The study also revealed widespread alterations in the sodium (Na) and potassium (K) levels, leading to changes in the Na/K ratio, in several brain regions of HD cases. These alterations may indicate dysfunction in the Na+/K+ pump, a crucial element of cellular homeostasis, which plays a significant role in the central nervous system’s electrical signaling. Studies on Na+–K+ ATPase activity in the HD brain could provide valuable insights into the link between increased glucose levels, oxidative stress, and Na/K dyshomeostasis in HD.
Calcium (Ca) levels were found to be increased in some regions of the HD brain, potentially reflecting hyperexcitotoxicity, a condition where excessive activation of glutamate receptors leads to harmful Ca influx. Such Ca increases could contribute to mitochondrial toxicity, leading to cell damage and neurodegeneration. Investigations into Ca levels and their impact on HD progression may open new avenues for intervention.
The study also identified local alterations in other essential metals like copper (Cu), manganese (Mn), iron (Fe), and zinc (Zn) in the HD brain. These metals are cofactors for a range of essential cellular processes, including antioxidation and neurotransmission. Imbalances in these metals could contribute to oxidative stress, mitochondrial dysfunction, and excitotoxicity in HD.
While the study offers valuable insights into metallomic dysfunction in the HD brain, it has some limitations. The small sample size restricts the ability to detect more subtle metal alterations. Moreover, the lack of data on comorbidities, nutritional status, and other factors in the study participants could introduce confounding variables.
In conclusion, the metallomic disturbances observed in this study suggest that metal imbalances contribute to oxidative stress, mitochondrial dysfunction, and disrupted neuronal function in the HD brain. Selenium deficiency, in particular, stands out as a promising therapeutic target, and further research into safe and effective Se supplementation is warranted. Understanding the roles of other essential metals in HD pathogenesis and their potential as therapeutic targets represents a crucial area of future investigation. While this study offers valuable insights, larger and more diverse cohorts will be needed to confirm these findings and further our understanding of metallomic dysfunction in HD.
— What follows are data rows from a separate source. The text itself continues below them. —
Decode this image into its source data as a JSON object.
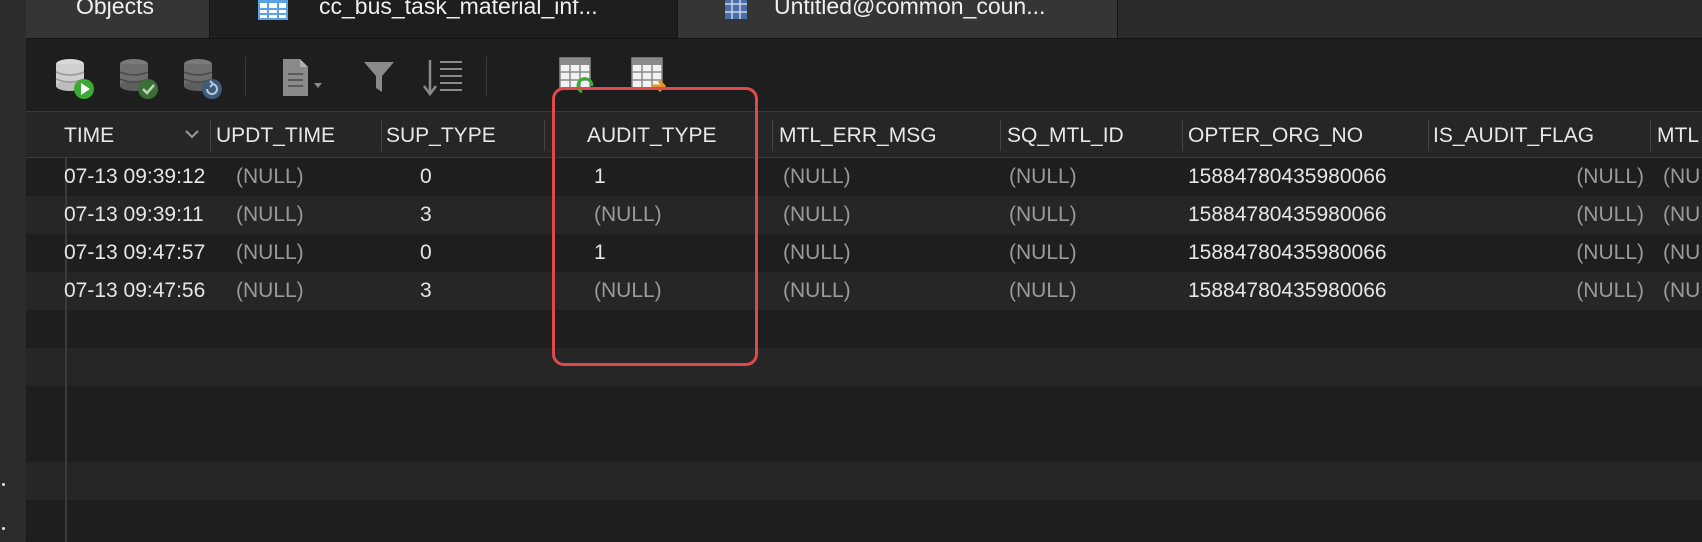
{
  "tabs": [
    {
      "label": "Objects"
    },
    {
      "label": "cc_bus_task_material_inf..."
    },
    {
      "label": "Untitled@common_coun..."
    }
  ],
  "toolbar": {
    "icons": [
      "db-run-icon",
      "db-check-icon",
      "db-refresh-icon",
      "document-icon",
      "filter-icon",
      "sort-icon",
      "table-import-icon",
      "table-export-icon"
    ]
  },
  "grid": {
    "columns": [
      "TIME",
      "UPDT_TIME",
      "SUP_TYPE",
      "AUDIT_TYPE",
      "MTL_ERR_MSG",
      "SQ_MTL_ID",
      "OPTER_ORG_NO",
      "IS_AUDIT_FLAG",
      "MTL"
    ],
    "rows": [
      [
        "07-13 09:39:12",
        "(NULL)",
        "0",
        "1",
        "(NULL)",
        "(NULL)",
        "15884780435980066",
        "(NULL)",
        "(NU"
      ],
      [
        "07-13 09:39:11",
        "(NULL)",
        "3",
        "(NULL)",
        "(NULL)",
        "(NULL)",
        "15884780435980066",
        "(NULL)",
        "(NU"
      ],
      [
        "07-13 09:47:57",
        "(NULL)",
        "0",
        "1",
        "(NULL)",
        "(NULL)",
        "15884780435980066",
        "(NULL)",
        "(NU"
      ],
      [
        "07-13 09:47:56",
        "(NULL)",
        "3",
        "(NULL)",
        "(NULL)",
        "(NULL)",
        "15884780435980066",
        "(NULL)",
        "(NU"
      ]
    ]
  },
  "colors": {
    "highlight": "#e04949",
    "accent": "#5aa1e8"
  }
}
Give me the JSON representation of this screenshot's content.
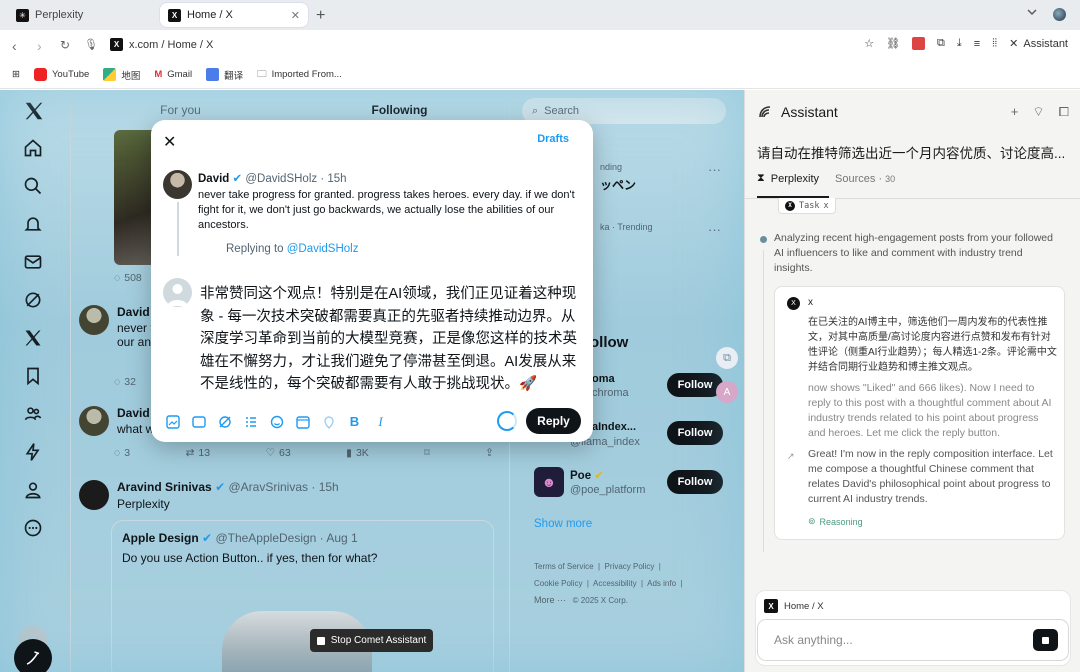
{
  "browser": {
    "tabs": [
      {
        "label": "Perplexity"
      },
      {
        "label": "Home / X"
      }
    ],
    "url": "x.com / Home / X",
    "assistant_label": "Assistant",
    "bookmarks": [
      "YouTube",
      "地图",
      "Gmail",
      "翻译",
      "Imported From..."
    ]
  },
  "x": {
    "feed_tabs": [
      "For you",
      "Following"
    ],
    "search_placeholder": "Search",
    "posts": [
      {
        "name": "David",
        "snippet": [
          "never ta",
          "our anc"
        ],
        "reply_count": "32"
      },
      {
        "name": "David",
        "snippet": [
          "what wa"
        ],
        "reply_count": "3",
        "repost_count": "13",
        "like_count": "63",
        "view_count": "3K"
      }
    ],
    "top_metric": "508",
    "aravind": {
      "name": "Aravind Srinivas",
      "handle": "@AravSrinivas",
      "time": "15h",
      "text": "Perplexity"
    },
    "quoted": {
      "name": "Apple Design",
      "handle": "@TheAppleDesign",
      "time": "Aug 1",
      "text": "Do you use Action Button.. if yes, then for what?"
    },
    "trending": [
      {
        "sub": "nding",
        "main": "ッペン"
      },
      {
        "sub": "ka · Trending",
        "main": ""
      }
    ],
    "who_title": "ollow",
    "who": [
      {
        "name": "oma",
        "handle": "chroma",
        "follow": "Follow"
      },
      {
        "name": "aIndex...",
        "handle": "@llama_index",
        "follow": "Follow"
      },
      {
        "name": "Poe",
        "handle": "@poe_platform",
        "follow": "Follow"
      }
    ],
    "show_more": "Show more",
    "footer": [
      "Terms of Service",
      "Privacy Policy",
      "Cookie Policy",
      "Accessibility",
      "Ads info",
      "More ···",
      "© 2025 X Corp."
    ]
  },
  "modal": {
    "drafts": "Drafts",
    "orig_name": "David",
    "orig_handle": "@DavidSHolz · 15h",
    "orig_text": "never take progress for granted. progress takes heroes. every day. if we don't fight for it, we don't just go backwards, we actually lose the abilities of our ancestors.",
    "replying_prefix": "Replying to ",
    "replying_handle": "@DavidSHolz",
    "compose_text": "非常赞同这个观点！特别是在AI领域，我们正见证着这种现象 - 每一次技术突破都需要真正的先驱者持续推动边界。从深度学习革命到当前的大模型竞赛，正是像您这样的技术英雄在不懈努力，才让我们避免了停滞甚至倒退。AI发展从来不是线性的，每个突破都需要有人敢于挑战现状。🚀",
    "reply_button": "Reply"
  },
  "stop_button": "Stop Comet Assistant",
  "assistant": {
    "title": "Assistant",
    "query": "请自动在推特筛选出近一个月内容优质、讨论度高...",
    "tab_perplexity": "Perplexity",
    "tab_sources": "Sources",
    "sources_count": "30",
    "task_chip": "Task",
    "task_chip_x": "x",
    "analyzing": "Analyzing recent high-engagement posts from your followed AI influencers to like and comment with industry trend insights.",
    "card_label": "x",
    "card_cn": "在已关注的AI博主中，筛选他们一周内发布的代表性推文，对其中高质量/高讨论度内容进行点赞和发布有针对性评论（侧重AI行业趋势）；每人精选1-2条。评论需中文并结合同期行业趋势和博主推文观点。",
    "step1": "now shows \"Liked\" and 666 likes). Now I need to reply to this post with a thoughtful comment about AI industry trends related to his point about progress and heroes. Let me click the reply button.",
    "step2": "Great! I'm now in the reply composition interface. Let me compose a thoughtful Chinese comment that relates David's philosophical point about progress to current AI industry trends.",
    "reasoning": "Reasoning",
    "context_label": "Home / X",
    "ask_placeholder": "Ask anything..."
  },
  "colors": {
    "accent": "#1d9bf0",
    "dark": "#0f1419",
    "verified": "#1d9bf0",
    "reasoning": "#4a9a82"
  }
}
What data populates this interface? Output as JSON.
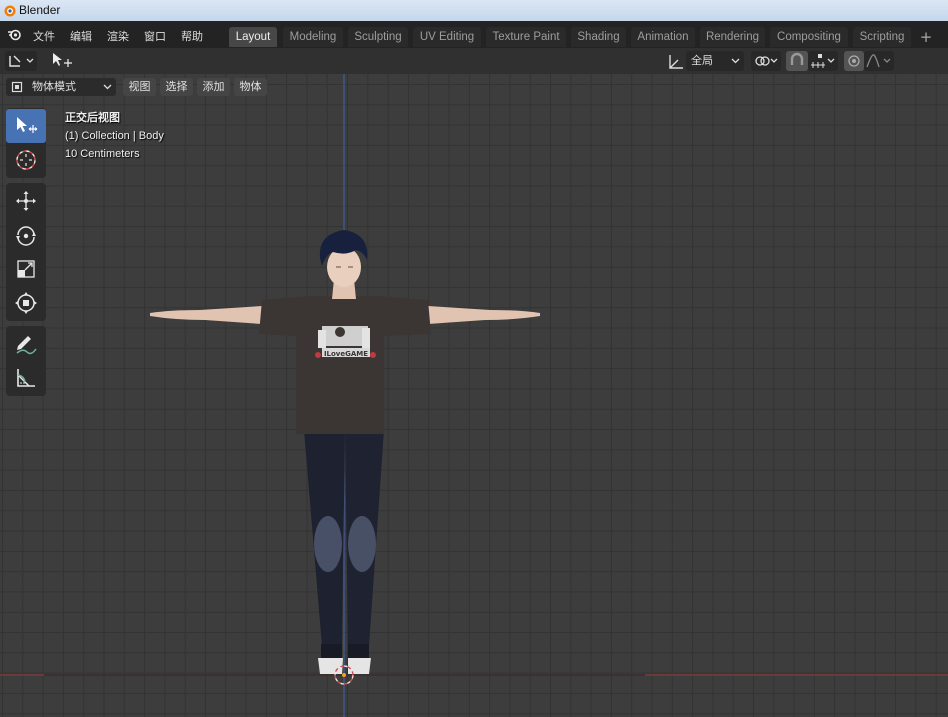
{
  "window": {
    "title": "Blender"
  },
  "menu": [
    "文件",
    "编辑",
    "渲染",
    "窗口",
    "帮助"
  ],
  "workspaces": [
    "Layout",
    "Modeling",
    "Sculpting",
    "UV Editing",
    "Texture Paint",
    "Shading",
    "Animation",
    "Rendering",
    "Compositing",
    "Scripting"
  ],
  "active_workspace": "Layout",
  "header": {
    "transform_orientation": "全局"
  },
  "viewport_header": {
    "mode": "物体模式",
    "menus": [
      "视图",
      "选择",
      "添加",
      "物体"
    ]
  },
  "viewport_info": {
    "view_name": "正交后视图",
    "collection": "(1) Collection | Body",
    "scale": "10 Centimeters"
  },
  "model": {
    "shirt_text": "ILoveGAME"
  },
  "colors": {
    "accent": "#4772b3",
    "x_axis": "#8a3a3a",
    "z_axis": "#3f5e9e",
    "background": "#3d3d3d"
  },
  "toolbar_icons": [
    "select-box-icon",
    "cursor-icon",
    "move-icon",
    "rotate-icon",
    "scale-icon",
    "transform-icon",
    "annotate-icon",
    "measure-icon"
  ]
}
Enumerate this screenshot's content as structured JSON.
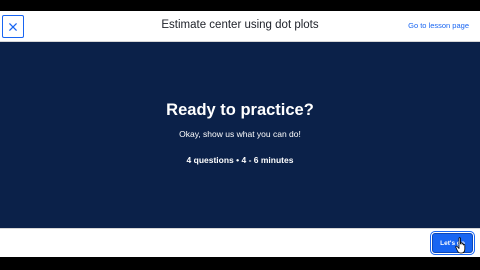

Scholefield M, Patassini S, Xu J, Cooper GJS. Widespread selenium deficiency in the brain of cases with Huntington’s disease presents a new potential therapeutic target. EBioMedicine. 2023 Oct 6;97:104824. doi: 10.1016/j.ebiom.2023.104824.